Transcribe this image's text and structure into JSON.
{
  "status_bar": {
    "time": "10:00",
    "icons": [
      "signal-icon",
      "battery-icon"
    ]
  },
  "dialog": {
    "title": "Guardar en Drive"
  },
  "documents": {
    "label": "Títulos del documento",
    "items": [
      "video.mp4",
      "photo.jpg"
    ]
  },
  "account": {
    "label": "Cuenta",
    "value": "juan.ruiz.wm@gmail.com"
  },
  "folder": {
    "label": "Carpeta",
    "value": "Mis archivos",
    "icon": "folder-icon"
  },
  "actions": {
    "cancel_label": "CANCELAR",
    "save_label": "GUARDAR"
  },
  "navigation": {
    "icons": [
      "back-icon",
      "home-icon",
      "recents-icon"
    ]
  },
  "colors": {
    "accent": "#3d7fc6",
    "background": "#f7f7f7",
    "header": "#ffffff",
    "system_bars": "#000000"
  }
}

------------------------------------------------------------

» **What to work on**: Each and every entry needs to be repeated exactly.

» **Task output**:
Transcribe this image's text and structure into JSON.
{
  "status_bar": {
    "time": "10:00",
    "icons": [
      "signal-icon",
      "battery-icon"
    ]
  },
  "dialog": {
    "title": "Guardar en Drive"
  },
  "documents": {
    "label": "Títulos del documento",
    "items": [
      "video.mp4",
      "photo.jpg"
    ]
  },
  "account": {
    "label": "Cuenta",
    "value": "juan.ruiz.wm@gmail.com"
  },
  "folder": {
    "label": "Carpeta",
    "value": "Mis archivos",
    "icon": "folder-icon"
  },
  "actions": {
    "cancel_label": "CANCELAR",
    "save_label": "GUARDAR"
  },
  "navigation": {
    "icons": [
      "back-icon",
      "home-icon",
      "recents-icon"
    ]
  },
  "colors": {
    "accent": "#3d7fc6",
    "background": "#f7f7f7",
    "header": "#ffffff",
    "system_bars": "#000000"
  }
}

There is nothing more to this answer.